§ **Dataset rows for apps and sites**:

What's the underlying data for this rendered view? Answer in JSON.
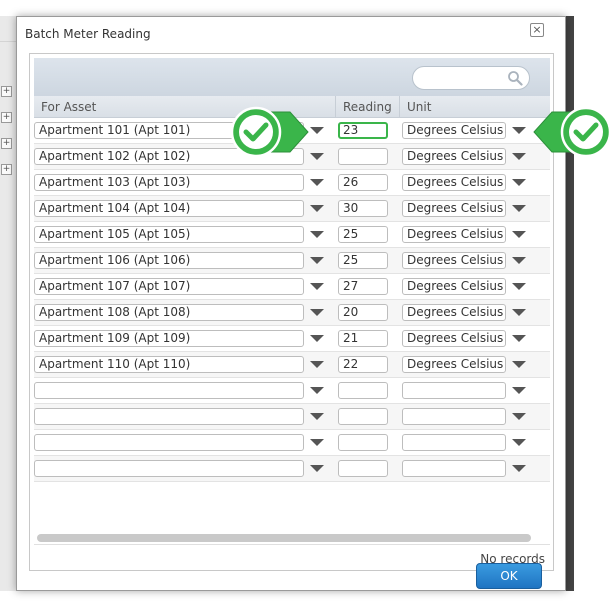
{
  "dialog": {
    "title": "Batch Meter Reading",
    "close_symbol": "×",
    "ok_label": "OK",
    "no_records": "No records"
  },
  "columns": {
    "asset": "For Asset",
    "reading": "Reading",
    "unit": "Unit"
  },
  "search": {
    "placeholder": ""
  },
  "rows": [
    {
      "asset": "Apartment 101 (Apt 101)",
      "reading": "23",
      "unit": "Degrees Celsius (C)"
    },
    {
      "asset": "Apartment 102 (Apt 102)",
      "reading": "",
      "unit": "Degrees Celsius (C)"
    },
    {
      "asset": "Apartment 103 (Apt 103)",
      "reading": "26",
      "unit": "Degrees Celsius (C)"
    },
    {
      "asset": "Apartment 104 (Apt 104)",
      "reading": "30",
      "unit": "Degrees Celsius (C)"
    },
    {
      "asset": "Apartment 105 (Apt 105)",
      "reading": "25",
      "unit": "Degrees Celsius (C)"
    },
    {
      "asset": "Apartment 106 (Apt 106)",
      "reading": "25",
      "unit": "Degrees Celsius (C)"
    },
    {
      "asset": "Apartment 107 (Apt 107)",
      "reading": "27",
      "unit": "Degrees Celsius (C)"
    },
    {
      "asset": "Apartment 108 (Apt 108)",
      "reading": "20",
      "unit": "Degrees Celsius (C)"
    },
    {
      "asset": "Apartment 109 (Apt 109)",
      "reading": "21",
      "unit": "Degrees Celsius (C)"
    },
    {
      "asset": "Apartment 110 (Apt 110)",
      "reading": "22",
      "unit": "Degrees Celsius (C)"
    },
    {
      "asset": "",
      "reading": "",
      "unit": ""
    },
    {
      "asset": "",
      "reading": "",
      "unit": ""
    },
    {
      "asset": "",
      "reading": "",
      "unit": ""
    },
    {
      "asset": "",
      "reading": "",
      "unit": ""
    }
  ],
  "colors": {
    "accent_green": "#3ab54a",
    "ok_blue": "#1f74c2"
  },
  "icons": [
    "search-icon",
    "close-icon",
    "chevron-down-icon",
    "checkmark-icon"
  ]
}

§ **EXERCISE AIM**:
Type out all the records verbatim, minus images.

§ **ANSWER TO THIS TASK**:
What's the underlying data for this rendered view? Answer in JSON.
{
  "dialog": {
    "title": "Batch Meter Reading",
    "close_symbol": "×",
    "ok_label": "OK",
    "no_records": "No records"
  },
  "columns": {
    "asset": "For Asset",
    "reading": "Reading",
    "unit": "Unit"
  },
  "search": {
    "placeholder": ""
  },
  "rows": [
    {
      "asset": "Apartment 101 (Apt 101)",
      "reading": "23",
      "unit": "Degrees Celsius (C)"
    },
    {
      "asset": "Apartment 102 (Apt 102)",
      "reading": "",
      "unit": "Degrees Celsius (C)"
    },
    {
      "asset": "Apartment 103 (Apt 103)",
      "reading": "26",
      "unit": "Degrees Celsius (C)"
    },
    {
      "asset": "Apartment 104 (Apt 104)",
      "reading": "30",
      "unit": "Degrees Celsius (C)"
    },
    {
      "asset": "Apartment 105 (Apt 105)",
      "reading": "25",
      "unit": "Degrees Celsius (C)"
    },
    {
      "asset": "Apartment 106 (Apt 106)",
      "reading": "25",
      "unit": "Degrees Celsius (C)"
    },
    {
      "asset": "Apartment 107 (Apt 107)",
      "reading": "27",
      "unit": "Degrees Celsius (C)"
    },
    {
      "asset": "Apartment 108 (Apt 108)",
      "reading": "20",
      "unit": "Degrees Celsius (C)"
    },
    {
      "asset": "Apartment 109 (Apt 109)",
      "reading": "21",
      "unit": "Degrees Celsius (C)"
    },
    {
      "asset": "Apartment 110 (Apt 110)",
      "reading": "22",
      "unit": "Degrees Celsius (C)"
    },
    {
      "asset": "",
      "reading": "",
      "unit": ""
    },
    {
      "asset": "",
      "reading": "",
      "unit": ""
    },
    {
      "asset": "",
      "reading": "",
      "unit": ""
    },
    {
      "asset": "",
      "reading": "",
      "unit": ""
    }
  ],
  "colors": {
    "accent_green": "#3ab54a",
    "ok_blue": "#1f74c2"
  },
  "icons": [
    "search-icon",
    "close-icon",
    "chevron-down-icon",
    "checkmark-icon"
  ]
}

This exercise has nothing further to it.